When I first started potting a few years ago, I gave handmade mugs and casseroles and planters to family and friends. They often encouraged me to sell my pots, probably because they were running out of attic space for the unrequested stoneware I “gifted” them. Our garage became the repository of pots without a home, much like the Island of Misfit Toys in the classic Christmas TV show Rudolph the Red Nosed Reindeer
“We have more pots than friends,” my wife said, “You’ve got to start selling some of these pots.”
But I didn’t want to sell my pots. Maybe I was a little fearful that no one would buy them, but there was a bigger reason I didn’t want to go pro. I enjoyed throwing pots on my new wheel so much that I didn’t want to taint the experience by turning potting into a business. I’d already learned in my day job, practicing medicine, that the challenges of running a business can overwhelm the satisfaction of a cherished career.

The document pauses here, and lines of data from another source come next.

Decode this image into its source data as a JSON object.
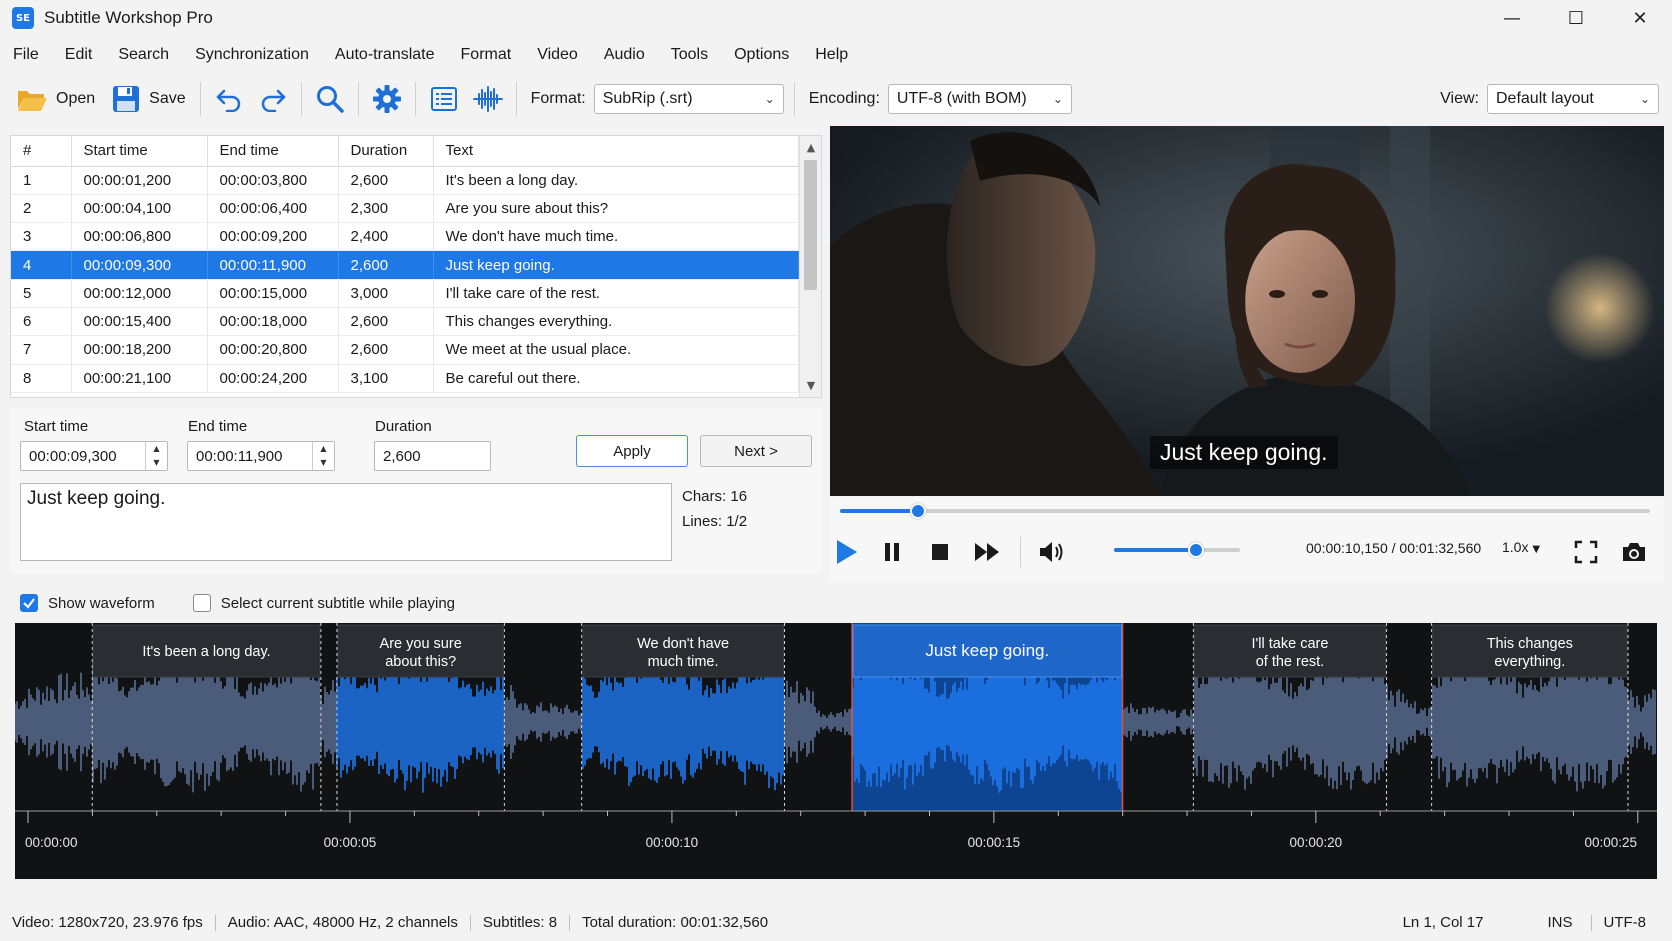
{
  "window": {
    "logo": "SE",
    "title": "Subtitle Workshop Pro",
    "minimize": "—",
    "maximize": "☐",
    "close": "✕"
  },
  "menu": [
    "File",
    "Edit",
    "Search",
    "Synchronization",
    "Auto-translate",
    "Format",
    "Video",
    "Audio",
    "Tools",
    "Options",
    "Help"
  ],
  "toolbar": {
    "open_label": "Open",
    "save_label": "Save",
    "format_label": "Format:",
    "format_value": "SubRip (.srt)",
    "encoding_label": "Encoding:",
    "encoding_value": "UTF-8 (with BOM)",
    "view_label": "View:",
    "view_value": "Default layout"
  },
  "grid": {
    "columns": [
      "#",
      "Start time",
      "End time",
      "Duration",
      "Text"
    ],
    "selected_index": 3,
    "rows": [
      [
        "1",
        "00:00:01,200",
        "00:00:03,800",
        "2,600",
        "It's been a long day."
      ],
      [
        "2",
        "00:00:04,100",
        "00:00:06,400",
        "2,300",
        "Are you sure about this?"
      ],
      [
        "3",
        "00:00:06,800",
        "00:00:09,200",
        "2,400",
        "We don't have much time."
      ],
      [
        "4",
        "00:00:09,300",
        "00:00:11,900",
        "2,600",
        "Just keep going."
      ],
      [
        "5",
        "00:00:12,000",
        "00:00:15,000",
        "3,000",
        "I'll take care of the rest."
      ],
      [
        "6",
        "00:00:15,400",
        "00:00:18,000",
        "2,600",
        "This changes everything."
      ],
      [
        "7",
        "00:00:18,200",
        "00:00:20,800",
        "2,600",
        "We meet at the usual place."
      ],
      [
        "8",
        "00:00:21,100",
        "00:00:24,200",
        "3,100",
        "Be careful out there."
      ]
    ]
  },
  "editor": {
    "start_label": "Start time",
    "start_value": "00:00:09,300",
    "end_label": "End time",
    "end_value": "00:00:11,900",
    "duration_label": "Duration",
    "duration_value": "2,600",
    "apply_label": "Apply",
    "next_label": "Next >",
    "text_value": "Just keep going.",
    "chars": "Chars: 16",
    "lines": "Lines: 1/2"
  },
  "video": {
    "subtitle": "Just keep going."
  },
  "player": {
    "progress_fraction": 0.0958,
    "volume_fraction": 0.65,
    "time_readout": "00:00:10,150 / 00:01:32,560",
    "speed": "1.0x"
  },
  "waveform_options": {
    "show_waveform_label": "Show waveform",
    "show_waveform_checked": true,
    "select_current_label": "Select current subtitle while playing",
    "select_current_checked": false
  },
  "waveform": {
    "visible_range_seconds": [
      0,
      25.5
    ],
    "selected_index": 3,
    "segments": [
      {
        "start": 1.2,
        "end": 4.75,
        "lines": [
          "It's been a long day."
        ]
      },
      {
        "start": 5.0,
        "end": 7.6,
        "lines": [
          "Are you sure",
          "about this?"
        ]
      },
      {
        "start": 8.8,
        "end": 11.95,
        "lines": [
          "We don't have",
          "much time."
        ]
      },
      {
        "start": 13.0,
        "end": 17.2,
        "lines": [
          "Just keep going."
        ]
      },
      {
        "start": 18.3,
        "end": 21.3,
        "lines": [
          "I'll take care",
          "of the rest."
        ]
      },
      {
        "start": 22.0,
        "end": 25.05,
        "lines": [
          "This changes",
          "everything."
        ]
      }
    ],
    "tick_labels": [
      {
        "t": 0,
        "label": "00:00:00"
      },
      {
        "t": 5,
        "label": "00:00:05"
      },
      {
        "t": 10,
        "label": "00:00:10"
      },
      {
        "t": 15,
        "label": "00:00:15"
      },
      {
        "t": 20,
        "label": "00:00:20"
      },
      {
        "t": 25,
        "label": "00:00:25"
      }
    ],
    "colors": {
      "background": "#111214",
      "wave": "#5a6f94",
      "wave_active": "#1e78f0",
      "selection": "#0e4fa8",
      "marker": "#e0533a"
    }
  },
  "status": {
    "video": "Video: 1280x720, 23.976 fps",
    "audio": "Audio: AAC, 48000 Hz, 2 channels",
    "subtitles": "Subtitles: 8",
    "total": "Total duration: 00:01:32,560",
    "position": "Ln 1, Col 17",
    "mode": "INS",
    "encoding": "UTF-8"
  }
}
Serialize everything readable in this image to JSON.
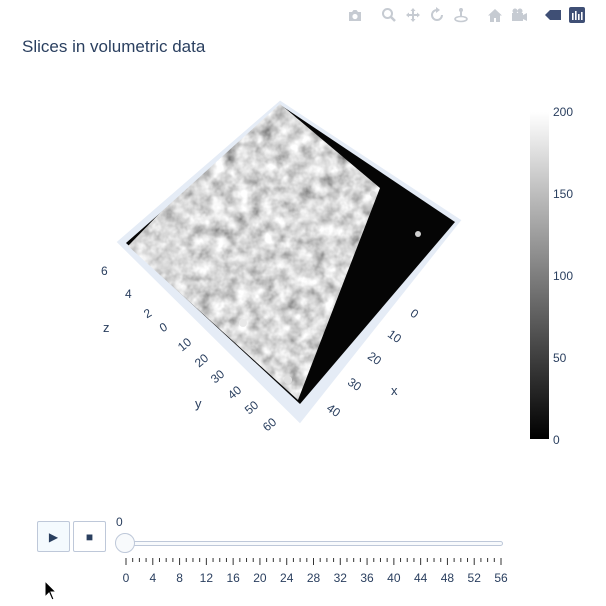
{
  "modebar": {
    "icons": [
      "camera-icon",
      "zoom-icon",
      "pan-icon",
      "orbit-rotation-icon",
      "turntable-rotation-icon",
      "reset-camera-home-icon",
      "reset-camera-last-save-icon",
      "toggle-spike-lines-icon",
      "plotly-logo-icon"
    ]
  },
  "title": "Slices in volumetric data",
  "scene": {
    "x_axis": {
      "title": "x",
      "tick_labels": [
        "0",
        "10",
        "20",
        "30",
        "40"
      ]
    },
    "y_axis": {
      "title": "y",
      "tick_labels": [
        "0",
        "10",
        "20",
        "30",
        "40",
        "50",
        "60"
      ]
    },
    "z_axis": {
      "title": "z",
      "tick_labels": [
        "0",
        "2",
        "4",
        "6"
      ]
    },
    "colorscale": "gray"
  },
  "colorbar": {
    "tick_labels": [
      "200",
      "150",
      "100",
      "50",
      "0"
    ]
  },
  "controls": {
    "play_icon": "▶",
    "stop_icon": "■"
  },
  "slider": {
    "current_value": "0",
    "tick_labels": [
      "0",
      "4",
      "8",
      "12",
      "16",
      "20",
      "24",
      "28",
      "32",
      "36",
      "40",
      "44",
      "48",
      "52",
      "56"
    ]
  },
  "chart_data": {
    "type": "heatmap",
    "title": "Slices in volumetric data",
    "colorscale": "gray",
    "color_range": [
      0,
      200
    ],
    "colorbar_ticks": [
      0,
      50,
      100,
      150,
      200
    ],
    "x_ticks": [
      0,
      10,
      20,
      30,
      40
    ],
    "y_ticks": [
      0,
      10,
      20,
      30,
      40,
      50,
      60
    ],
    "z_ticks": [
      0,
      2,
      4,
      6
    ],
    "xlabel": "x",
    "ylabel": "y",
    "zlabel": "z",
    "slider_frames": [
      0,
      4,
      8,
      12,
      16,
      20,
      24,
      28,
      32,
      36,
      40,
      44,
      48,
      52,
      56
    ],
    "slider_value": 0
  }
}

Also, it just didn’t seem right to make money from my new avocation. After all, I was lucky to have the time and resources to take up potting. God had given me a small measure of talent for the craft. And I’d been blessed with a fantastic teacher, George Evanko, who showed me how to center a lump of clay on the potters wheel and magically turn it into a vase or a bowl or a mug.

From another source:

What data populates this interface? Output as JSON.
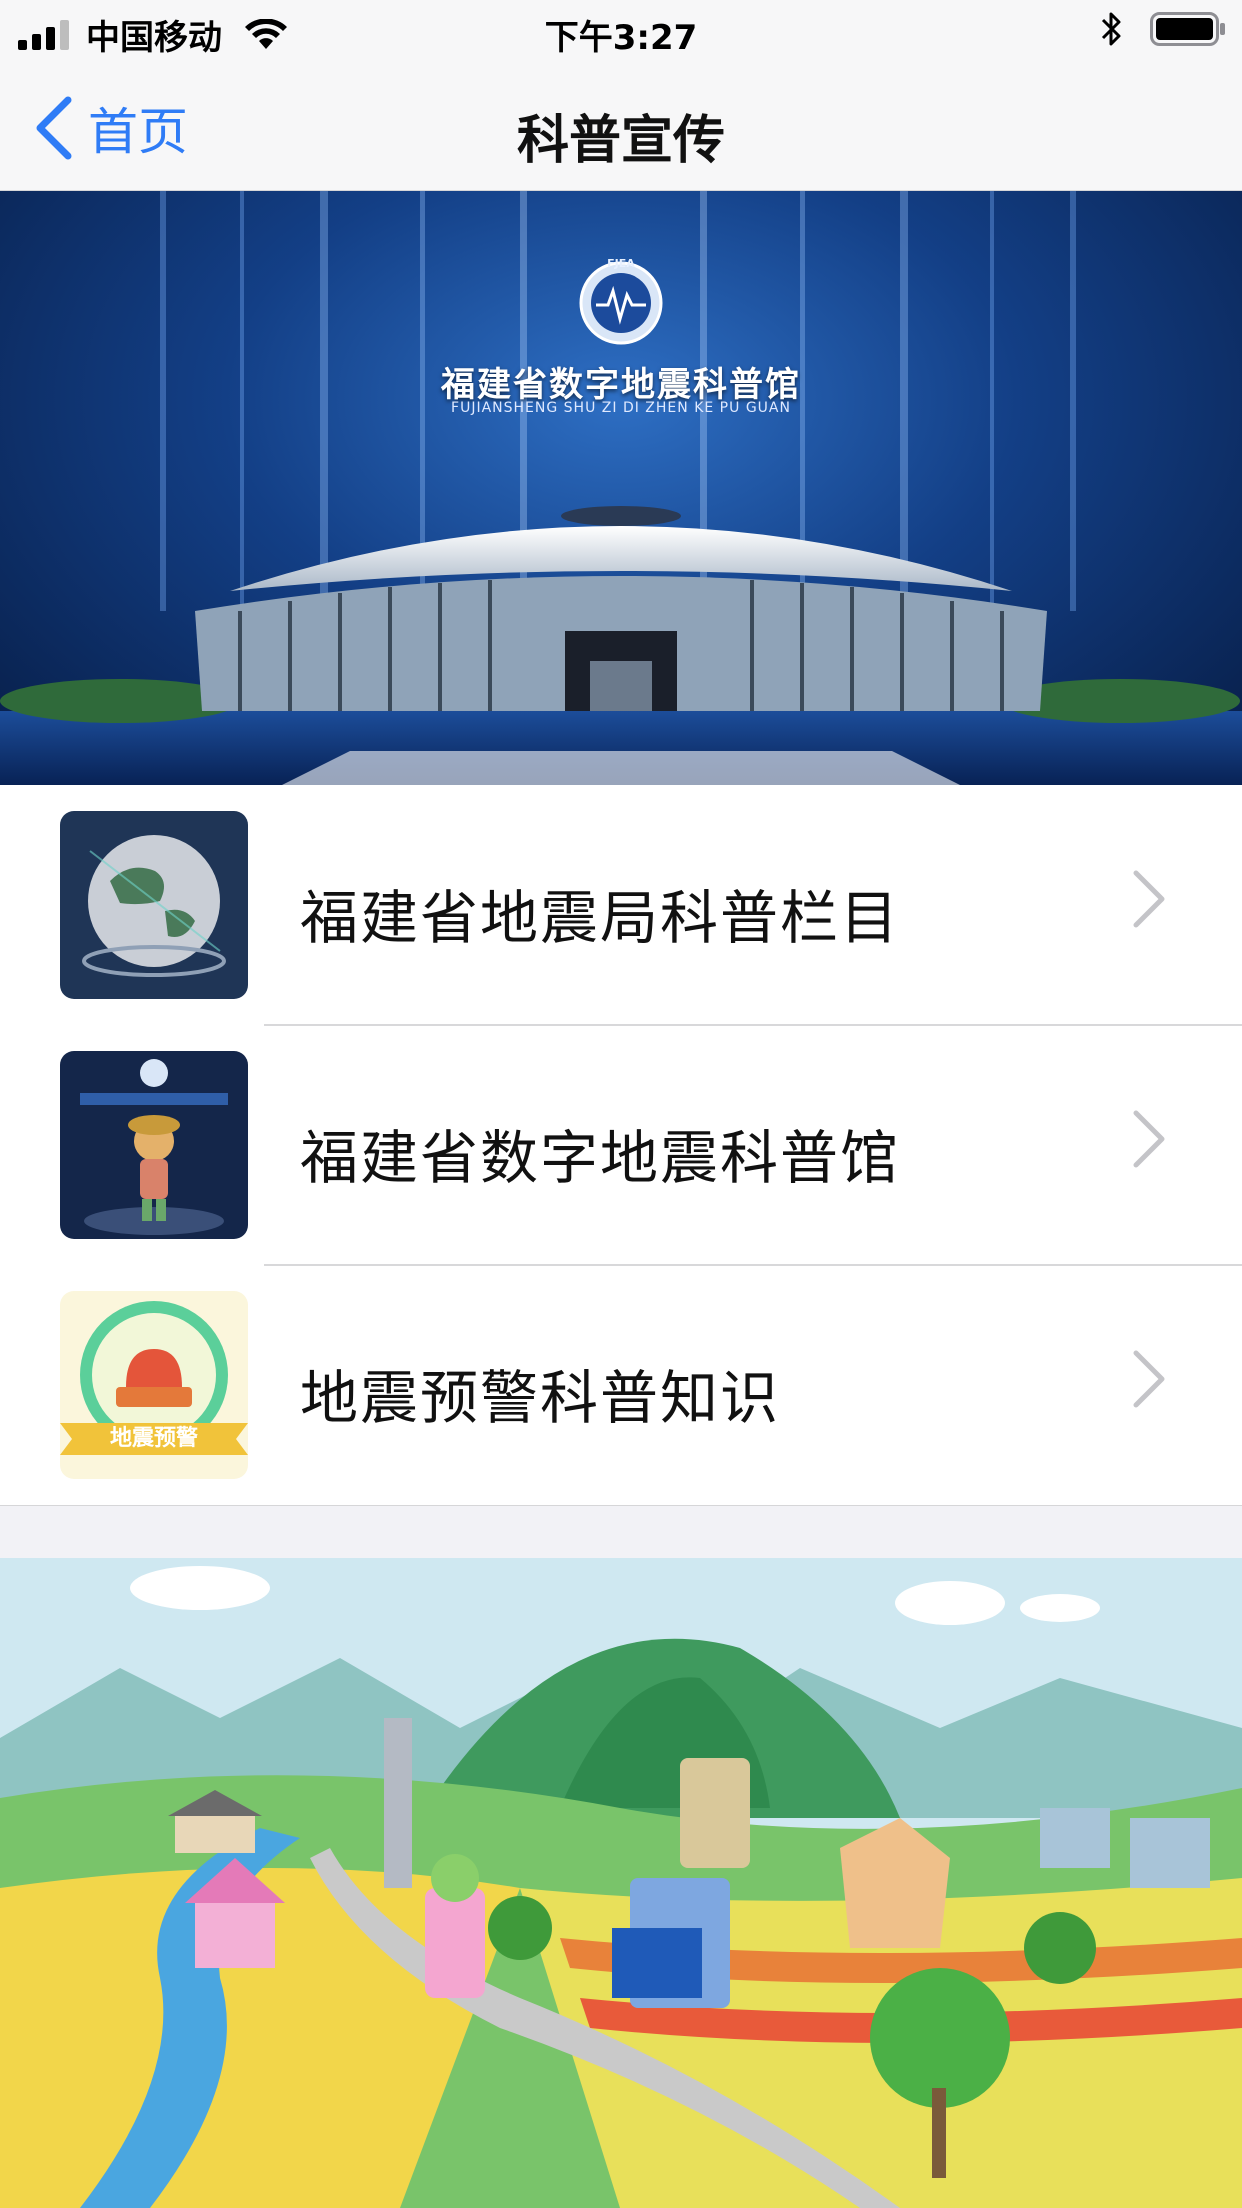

I looked for a way to do something good with the profits I might make. I found Potters for Peace, a nonprofit that teaches people in 18 countries how to make inexpensive clay water filters to purify their drinking water. This project is important because 1.7 million people, die every year from preventable water born diseases. Most of them are children under the age of five. I committed to donate ten dollars for every pot that I sold to Potters for Peace. I am proud to tell you that at the completion of my rookie season I’ve earned $3,120 for Potters for Peace.

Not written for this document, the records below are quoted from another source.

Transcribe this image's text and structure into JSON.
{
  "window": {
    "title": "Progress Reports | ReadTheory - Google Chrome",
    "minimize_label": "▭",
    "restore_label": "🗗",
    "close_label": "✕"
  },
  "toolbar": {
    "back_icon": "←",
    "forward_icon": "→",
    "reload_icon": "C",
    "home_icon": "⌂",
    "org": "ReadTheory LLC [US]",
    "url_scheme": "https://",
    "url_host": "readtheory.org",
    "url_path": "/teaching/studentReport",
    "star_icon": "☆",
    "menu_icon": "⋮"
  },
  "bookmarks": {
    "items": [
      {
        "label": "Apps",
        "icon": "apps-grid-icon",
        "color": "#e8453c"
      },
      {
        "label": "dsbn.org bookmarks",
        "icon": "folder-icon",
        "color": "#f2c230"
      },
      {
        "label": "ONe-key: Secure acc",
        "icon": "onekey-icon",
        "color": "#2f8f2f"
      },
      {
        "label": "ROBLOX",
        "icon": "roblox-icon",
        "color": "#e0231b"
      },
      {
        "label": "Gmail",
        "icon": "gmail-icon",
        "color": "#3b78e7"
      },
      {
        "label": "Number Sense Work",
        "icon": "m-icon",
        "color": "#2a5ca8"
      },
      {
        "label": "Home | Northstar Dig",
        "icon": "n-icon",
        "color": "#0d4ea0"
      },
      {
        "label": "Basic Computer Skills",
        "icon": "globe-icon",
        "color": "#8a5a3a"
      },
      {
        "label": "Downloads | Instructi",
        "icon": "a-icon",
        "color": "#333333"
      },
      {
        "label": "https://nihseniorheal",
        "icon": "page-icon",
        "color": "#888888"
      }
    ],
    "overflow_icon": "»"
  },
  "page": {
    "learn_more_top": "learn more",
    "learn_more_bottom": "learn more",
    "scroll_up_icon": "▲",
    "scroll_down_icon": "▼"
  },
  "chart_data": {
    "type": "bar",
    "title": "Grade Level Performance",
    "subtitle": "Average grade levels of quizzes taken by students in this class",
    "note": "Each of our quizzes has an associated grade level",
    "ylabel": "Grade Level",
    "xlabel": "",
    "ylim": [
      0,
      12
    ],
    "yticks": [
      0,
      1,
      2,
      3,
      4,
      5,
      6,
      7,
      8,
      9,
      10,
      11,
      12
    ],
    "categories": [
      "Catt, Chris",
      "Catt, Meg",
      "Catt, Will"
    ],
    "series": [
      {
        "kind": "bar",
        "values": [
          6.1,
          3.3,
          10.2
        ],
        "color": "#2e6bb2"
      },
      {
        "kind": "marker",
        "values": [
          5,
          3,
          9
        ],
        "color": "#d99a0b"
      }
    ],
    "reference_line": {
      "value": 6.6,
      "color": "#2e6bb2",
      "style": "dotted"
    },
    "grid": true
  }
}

It is sort of ironic that when I became a physician I expected to some day travel abroad in order to provide medical care to those in need. After 20 years in medical practice, I’ve still not found a way to do so. Yet just one year of making mud into pots in my garage will help improve the health of people in ways I never accomplished during two decades in medicine.